* [Directions]: The reply should hold every entry exactly as written and none of the pictures.

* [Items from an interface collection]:
⟨

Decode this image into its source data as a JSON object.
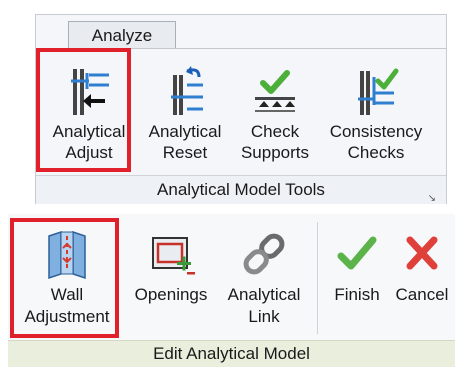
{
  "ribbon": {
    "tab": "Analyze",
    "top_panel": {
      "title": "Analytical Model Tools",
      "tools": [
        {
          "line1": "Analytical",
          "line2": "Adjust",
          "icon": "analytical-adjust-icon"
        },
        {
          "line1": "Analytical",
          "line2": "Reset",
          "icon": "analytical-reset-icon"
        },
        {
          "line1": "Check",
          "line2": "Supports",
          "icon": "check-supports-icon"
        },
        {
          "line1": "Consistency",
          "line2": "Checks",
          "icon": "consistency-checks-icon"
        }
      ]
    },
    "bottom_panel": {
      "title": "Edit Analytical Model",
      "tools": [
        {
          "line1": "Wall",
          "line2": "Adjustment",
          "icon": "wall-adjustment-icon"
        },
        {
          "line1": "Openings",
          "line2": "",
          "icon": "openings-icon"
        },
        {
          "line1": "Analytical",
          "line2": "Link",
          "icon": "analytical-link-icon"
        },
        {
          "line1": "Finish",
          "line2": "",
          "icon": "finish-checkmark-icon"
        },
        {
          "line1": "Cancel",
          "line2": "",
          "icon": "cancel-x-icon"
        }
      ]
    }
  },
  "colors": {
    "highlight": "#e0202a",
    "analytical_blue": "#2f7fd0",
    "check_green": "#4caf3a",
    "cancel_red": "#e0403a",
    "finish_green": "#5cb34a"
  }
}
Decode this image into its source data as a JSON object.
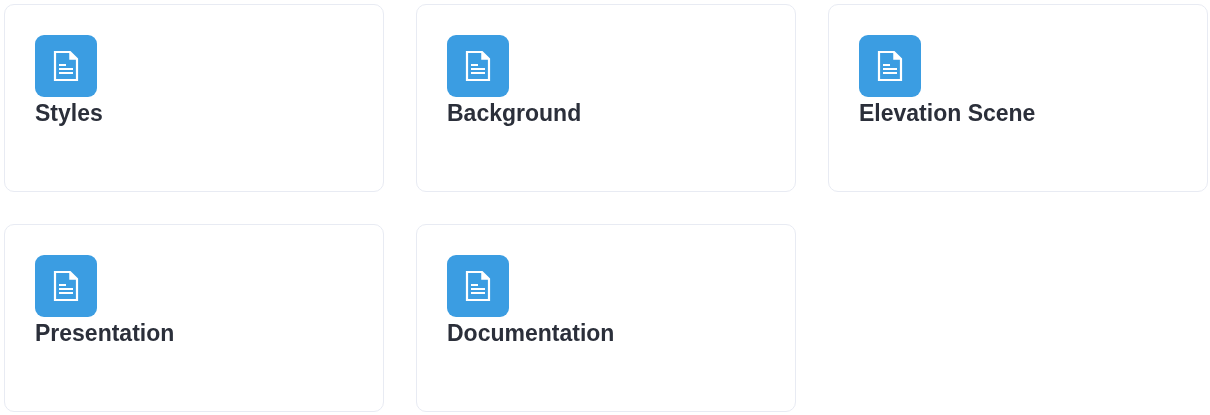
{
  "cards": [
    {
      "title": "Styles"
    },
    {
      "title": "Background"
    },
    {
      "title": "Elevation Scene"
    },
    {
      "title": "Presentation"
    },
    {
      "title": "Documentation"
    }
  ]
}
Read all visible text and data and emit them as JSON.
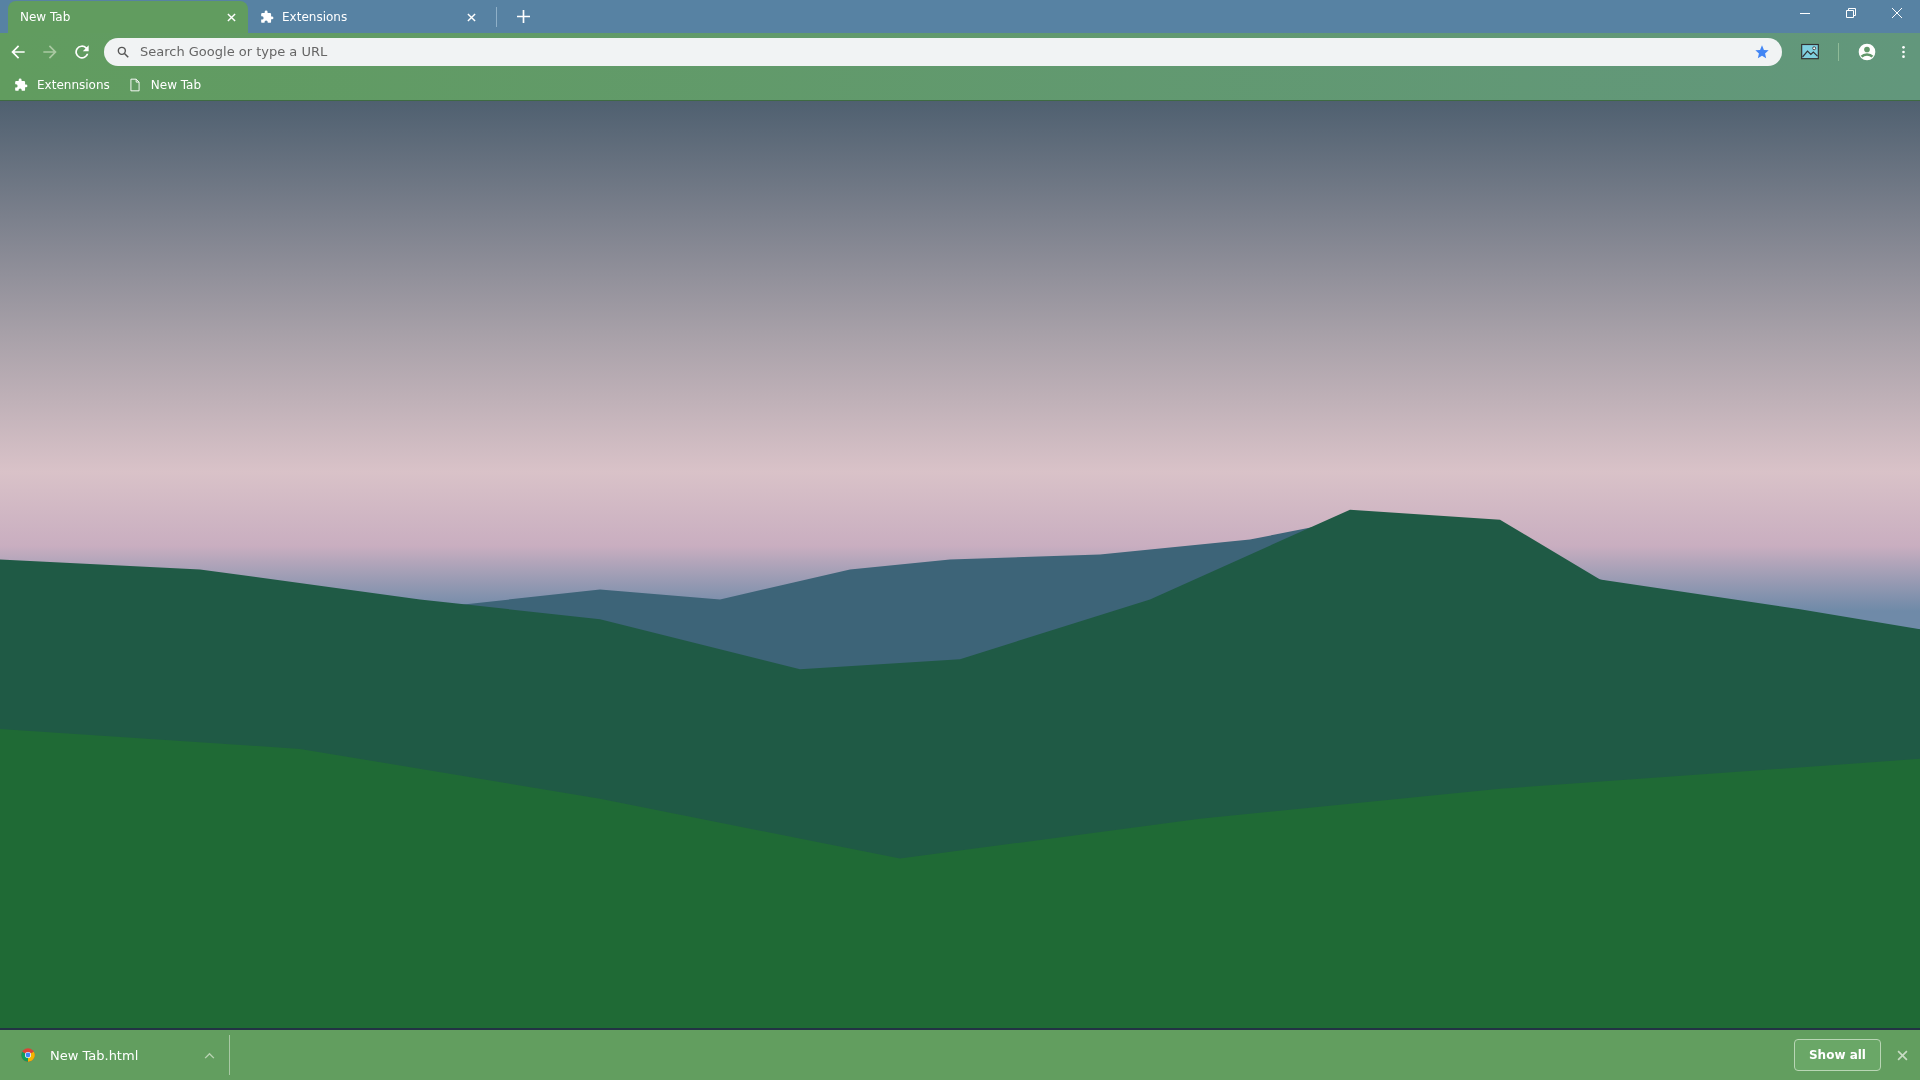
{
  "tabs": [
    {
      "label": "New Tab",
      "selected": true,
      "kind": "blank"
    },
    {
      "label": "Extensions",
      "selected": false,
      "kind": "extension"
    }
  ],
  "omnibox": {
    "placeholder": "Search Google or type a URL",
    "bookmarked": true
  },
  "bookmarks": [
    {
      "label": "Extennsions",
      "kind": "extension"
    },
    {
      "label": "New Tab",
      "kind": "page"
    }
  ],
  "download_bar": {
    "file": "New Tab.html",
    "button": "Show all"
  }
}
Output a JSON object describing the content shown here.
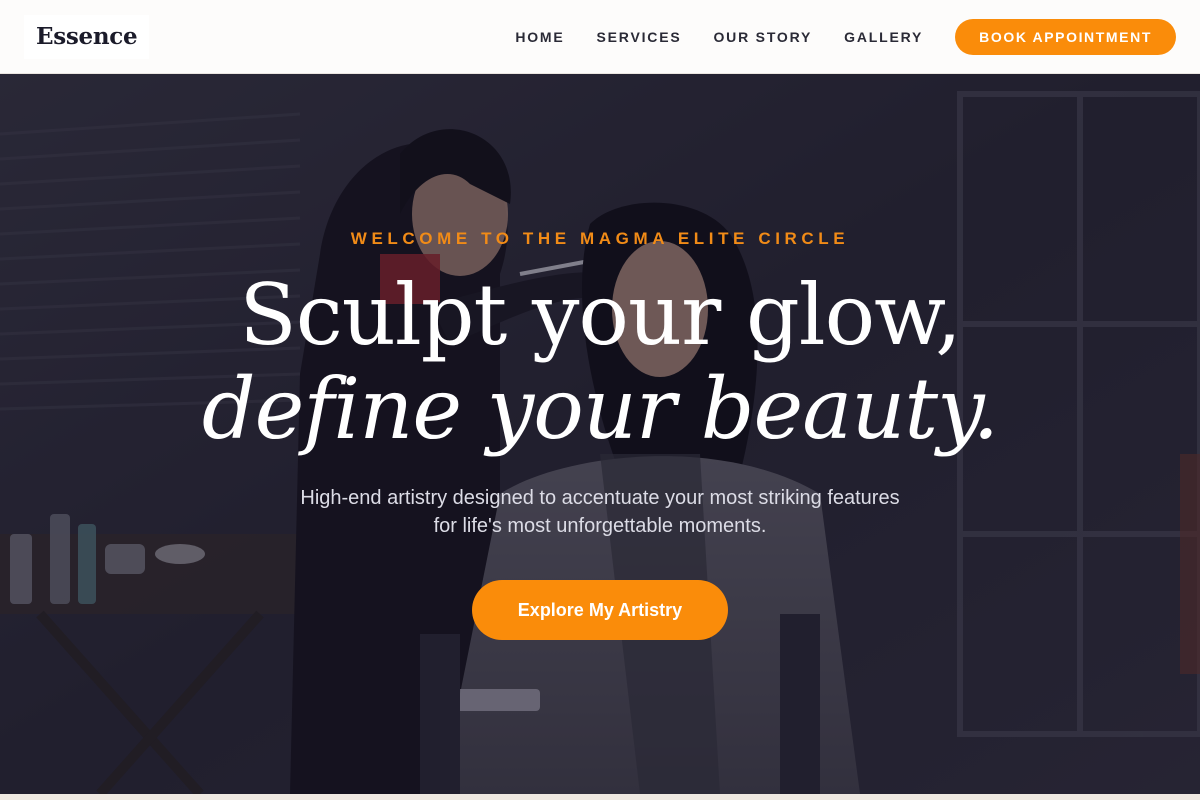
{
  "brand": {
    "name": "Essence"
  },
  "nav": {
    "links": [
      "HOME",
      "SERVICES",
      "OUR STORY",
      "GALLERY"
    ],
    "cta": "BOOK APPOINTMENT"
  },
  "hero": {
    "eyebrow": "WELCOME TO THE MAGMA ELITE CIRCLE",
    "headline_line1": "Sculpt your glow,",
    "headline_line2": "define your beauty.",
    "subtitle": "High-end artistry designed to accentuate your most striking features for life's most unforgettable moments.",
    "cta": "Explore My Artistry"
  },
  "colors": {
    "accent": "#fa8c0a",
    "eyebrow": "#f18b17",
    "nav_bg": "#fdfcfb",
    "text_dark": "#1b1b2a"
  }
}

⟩

* [Answer box]:
Decode this image into its source data as a JSON object.
{
  "ribbon": {
    "tab": "Analyze",
    "top_panel": {
      "title": "Analytical Model Tools",
      "tools": [
        {
          "line1": "Analytical",
          "line2": "Adjust",
          "icon": "analytical-adjust-icon"
        },
        {
          "line1": "Analytical",
          "line2": "Reset",
          "icon": "analytical-reset-icon"
        },
        {
          "line1": "Check",
          "line2": "Supports",
          "icon": "check-supports-icon"
        },
        {
          "line1": "Consistency",
          "line2": "Checks",
          "icon": "consistency-checks-icon"
        }
      ]
    },
    "bottom_panel": {
      "title": "Edit Analytical Model",
      "tools": [
        {
          "line1": "Wall",
          "line2": "Adjustment",
          "icon": "wall-adjustment-icon"
        },
        {
          "line1": "Openings",
          "line2": "",
          "icon": "openings-icon"
        },
        {
          "line1": "Analytical",
          "line2": "Link",
          "icon": "analytical-link-icon"
        },
        {
          "line1": "Finish",
          "line2": "",
          "icon": "finish-checkmark-icon"
        },
        {
          "line1": "Cancel",
          "line2": "",
          "icon": "cancel-x-icon"
        }
      ]
    }
  },
  "colors": {
    "highlight": "#e0202a",
    "analytical_blue": "#2f7fd0",
    "check_green": "#4caf3a",
    "cancel_red": "#e0403a",
    "finish_green": "#5cb34a"
  }
}
Decode this image into its source data as a JSON object.
{
  "cards": [
    {
      "title": "Styles"
    },
    {
      "title": "Background"
    },
    {
      "title": "Elevation Scene"
    },
    {
      "title": "Presentation"
    },
    {
      "title": "Documentation"
    }
  ]
}
Read all visible text and data and emit them as JSON.
{
  "tabs": [
    {
      "label": "New Tab",
      "selected": true,
      "kind": "blank"
    },
    {
      "label": "Extensions",
      "selected": false,
      "kind": "extension"
    }
  ],
  "omnibox": {
    "placeholder": "Search Google or type a URL",
    "bookmarked": true
  },
  "bookmarks": [
    {
      "label": "Extennsions",
      "kind": "extension"
    },
    {
      "label": "New Tab",
      "kind": "page"
    }
  ],
  "download_bar": {
    "file": "New Tab.html",
    "button": "Show all"
  }
}
Output a JSON object describing the content shown here.
{
  "brand": {
    "name": "Essence"
  },
  "nav": {
    "links": [
      "HOME",
      "SERVICES",
      "OUR STORY",
      "GALLERY"
    ],
    "cta": "BOOK APPOINTMENT"
  },
  "hero": {
    "eyebrow": "WELCOME TO THE MAGMA ELITE CIRCLE",
    "headline_line1": "Sculpt your glow,",
    "headline_line2": "define your beauty.",
    "subtitle": "High-end artistry designed to accentuate your most striking features for life's most unforgettable moments.",
    "cta": "Explore My Artistry"
  },
  "colors": {
    "accent": "#fa8c0a",
    "eyebrow": "#f18b17",
    "nav_bg": "#fdfcfb",
    "text_dark": "#1b1b2a"
  }
}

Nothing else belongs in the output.